And what about Scott Dixon? Everyone knows he’s an Indy Car driver – one of the best ever – but he’s also now got three Rolex 24 at Daytona outright victories to his credit, too. Rick Kelly is ultra quick; was fast in the Nissan GT3 car and remains a top-level driver in Supercars with oodles of experience. Jake Dennis was a star of last year’s race and returns a year later, battled hardened after a year in the DTM. What a combo!

Then there’s Garth Tander and the eight factory drivers Audi has brought to the party, spread through three cars.

Jamie and Shane paired with an AMG Pro in a Triple Eight car. Former winners Parente, Chiyo. The GruppeM car that so very nearly won last year. I could go on..

And I shall, because one of the best bits of the Bathurst 12 Hour is that while the grid is now dominated by all-professional squads filed with works drivers or Supercars stars, the Pro-Am combinations can still remain competitive.
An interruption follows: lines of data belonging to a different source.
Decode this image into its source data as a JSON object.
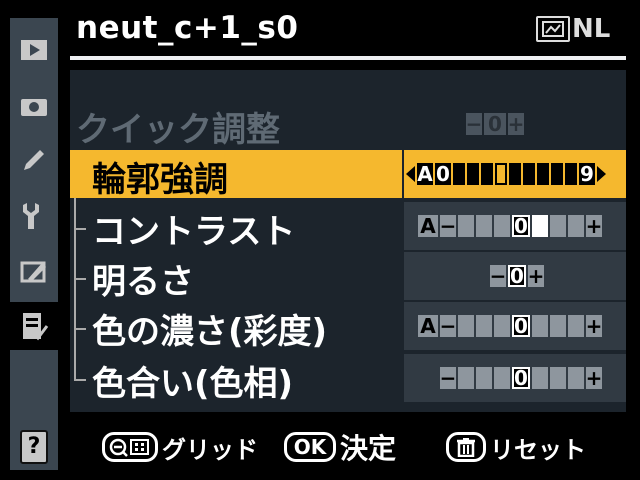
{
  "header": {
    "title": "neut_c+1_s0",
    "picture_control_badge": "NL"
  },
  "tabs": [
    {
      "icon": "playback-icon"
    },
    {
      "icon": "camera-icon"
    },
    {
      "icon": "pencil-icon"
    },
    {
      "icon": "wrench-icon"
    },
    {
      "icon": "retouch-icon"
    },
    {
      "icon": "recent-settings-icon",
      "active": true
    }
  ],
  "help_label": "?",
  "rows": [
    {
      "label": "クイック調整",
      "dimmed": true,
      "minus": "−",
      "center": "0",
      "plus": "+"
    },
    {
      "label": "輪郭強調",
      "selected": true,
      "auto": "A",
      "min": "0",
      "max": "9",
      "level": 3
    },
    {
      "label": "コントラスト",
      "auto": "A",
      "minus": "−",
      "center": "0",
      "plus": "+",
      "level": 1
    },
    {
      "label": "明るさ",
      "minus": "−",
      "center": "0",
      "plus": "+"
    },
    {
      "label": "色の濃さ(彩度)",
      "auto": "A",
      "minus": "−",
      "center": "0",
      "plus": "+",
      "level": 0
    },
    {
      "label": "色合い(色相)",
      "minus": "−",
      "center": "0",
      "plus": "+",
      "level": 0
    }
  ],
  "footer": {
    "grid_label": "グリッド",
    "ok_key": "OK",
    "ok_label": "決定",
    "reset_label": "リセット"
  },
  "colors": {
    "highlight": "#f5b82e",
    "panel": "#1c242c",
    "tabstrip": "#3b4650"
  }
}
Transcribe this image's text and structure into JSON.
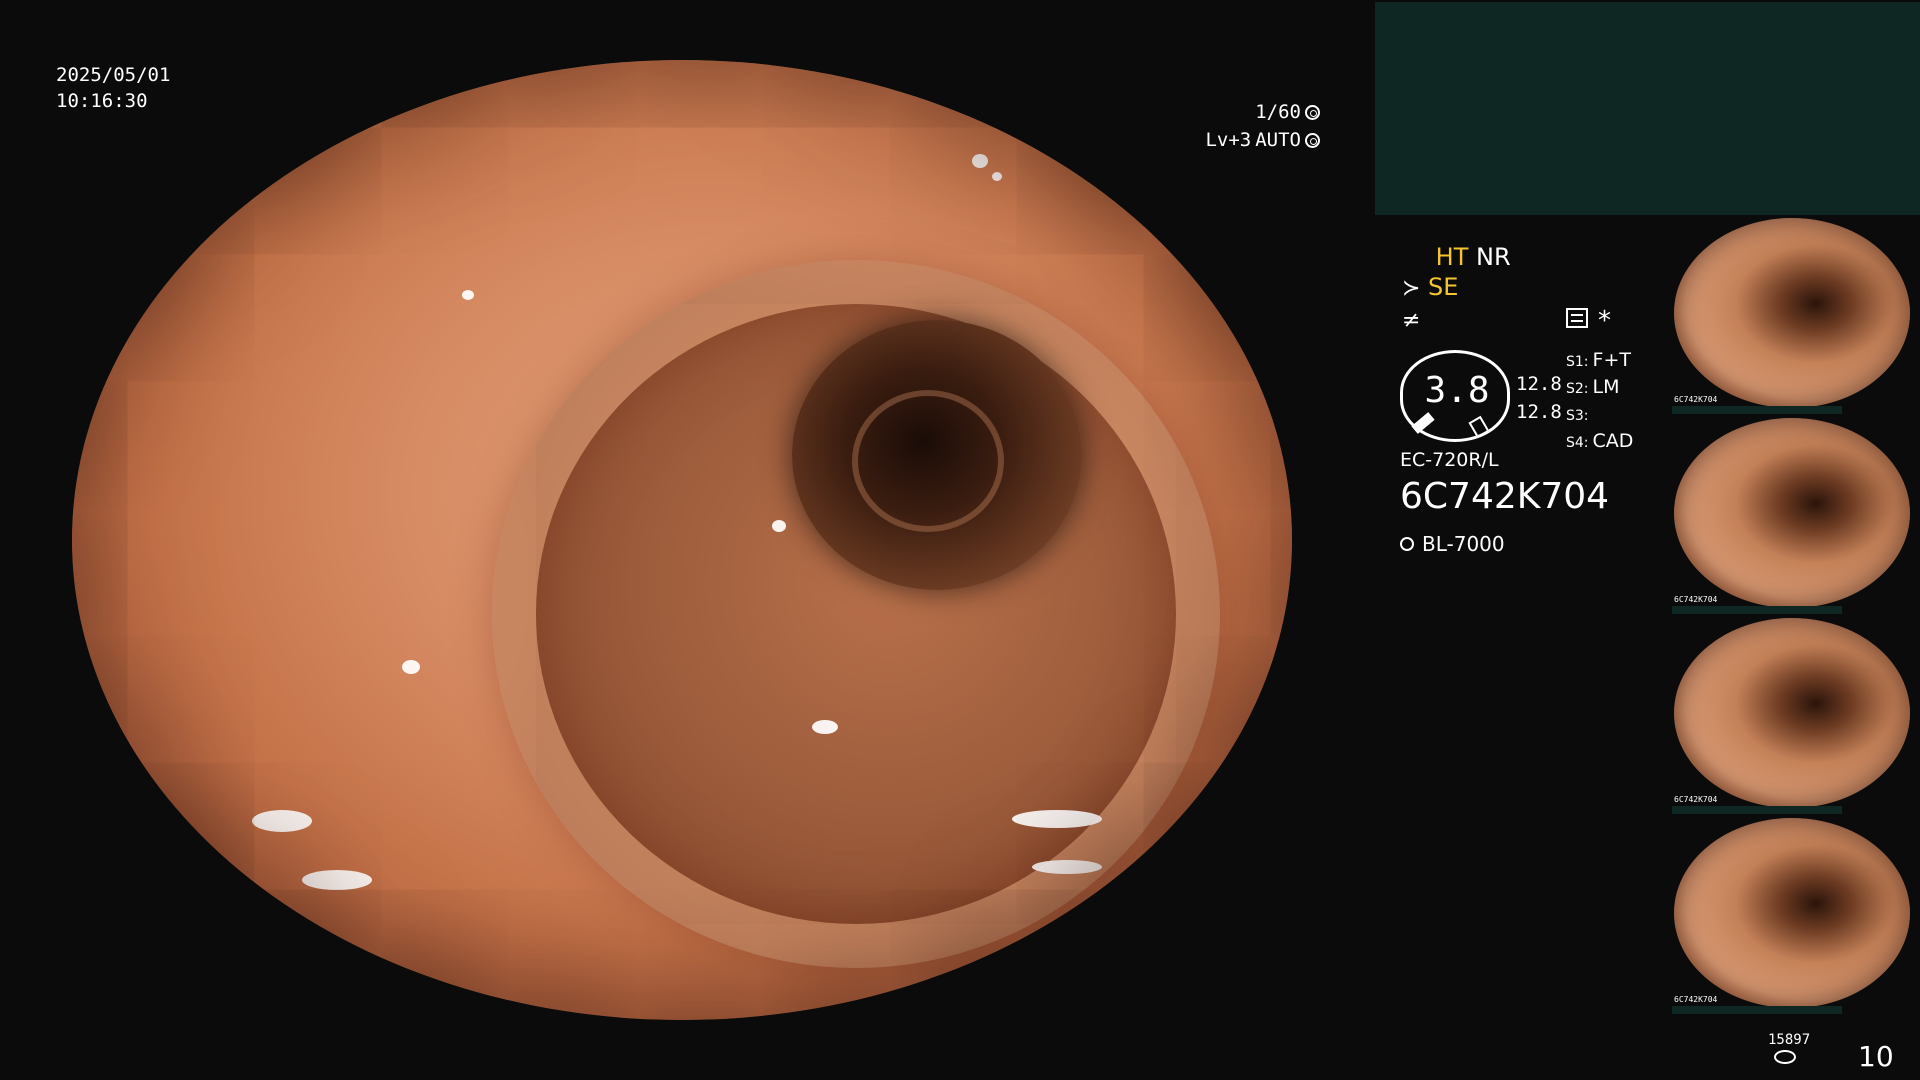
{
  "overlay": {
    "date": "2025/05/01",
    "time": "10:16:30",
    "shutter": "1/60",
    "level": "Lv+3",
    "iris_mode": "AUTO"
  },
  "status": {
    "ht": "HT",
    "nr": "NR",
    "se": "SE",
    "star": "*"
  },
  "gauge": {
    "value": "3.8",
    "line1": "12.8",
    "line2": "12.8"
  },
  "switch_modes": [
    {
      "key": "S1:",
      "value": "F+T"
    },
    {
      "key": "S2:",
      "value": "LM"
    },
    {
      "key": "S3:",
      "value": ""
    },
    {
      "key": "S4:",
      "value": "CAD"
    }
  ],
  "scope": {
    "model": "EC-720R/L",
    "serial": "6C742K704",
    "light_source": "BL-7000"
  },
  "thumbnails": [
    {
      "label": "6C742K704"
    },
    {
      "label": "6C742K704"
    },
    {
      "label": "6C742K704"
    },
    {
      "label": "6C742K704"
    }
  ],
  "footer": {
    "storage": "15897",
    "count": "10"
  },
  "icons": {
    "shutter": "shutter-icon",
    "iris": "iris-icon",
    "light": "lamp-icon",
    "storage": "disk-icon"
  },
  "colors": {
    "accent_yellow": "#f4c431",
    "panel_green": "#0e2723"
  }
}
After all, the ‘Am’ part of the class only comes into factor when the non-professional driver is behind the wheel.

Manage their stints properly, stay on the lead lap and make sure your superstar is behind the wheel for the closing stint to the flag and that car becomes ‘Pro-Am’ in name only.

Take the NED Racing Team entry of David Calvert-Jones, Jaxon Evans and Romain Dumas, for example.

You can’t tell me that if they can get to the final hour on the lead lap that either Jaxon or Romain couldn’t go with Garth Tander in a factory Audi, Laurens Vanthoor in the other Earl Bamber Porsche or, say, Shane van Gisbergen in the Triple Eight AMG. Of course they could: Romain Dumas has won so many major races in his career, I’d probably back him to be a chance if he was racing the BMW 335i that won the 2007 12-Hour, let alone a gun Porsche GT3R.

So, pending the strategy cards falling the right way, there’s contenders there as well. Like Nick Foster and Anton de Pasquale pairing with the brothers Shahin in an AMG.. think about that for a minute. Yasser is a winner in one-make Audi racing. Sam in one-make Porsche racing. Foster gets paid to race professionally everywhere and Anton is the heir-apparent in Supercars.

If you’ve watched Bathurst before and you know a bit about this race, you must consider that car a contender as well.

And so it goes.

One of the great joys of the 12-hour is the convergence of the very best drivers from our own backyard racing against those from abroad who are the best at their game as well. This year’s grid has gone above and beyond in delivering that.

I appreciate that right now this is all hypothetical and of course we won’t truly know until about 6 o’clock on Sunday afternoon. But I stand firm on one thing: If you can show me a Bathurst grid that one week out from the race is filled with more potential winners than this one, I’m all ears.

@theracetorque is where you can do just that.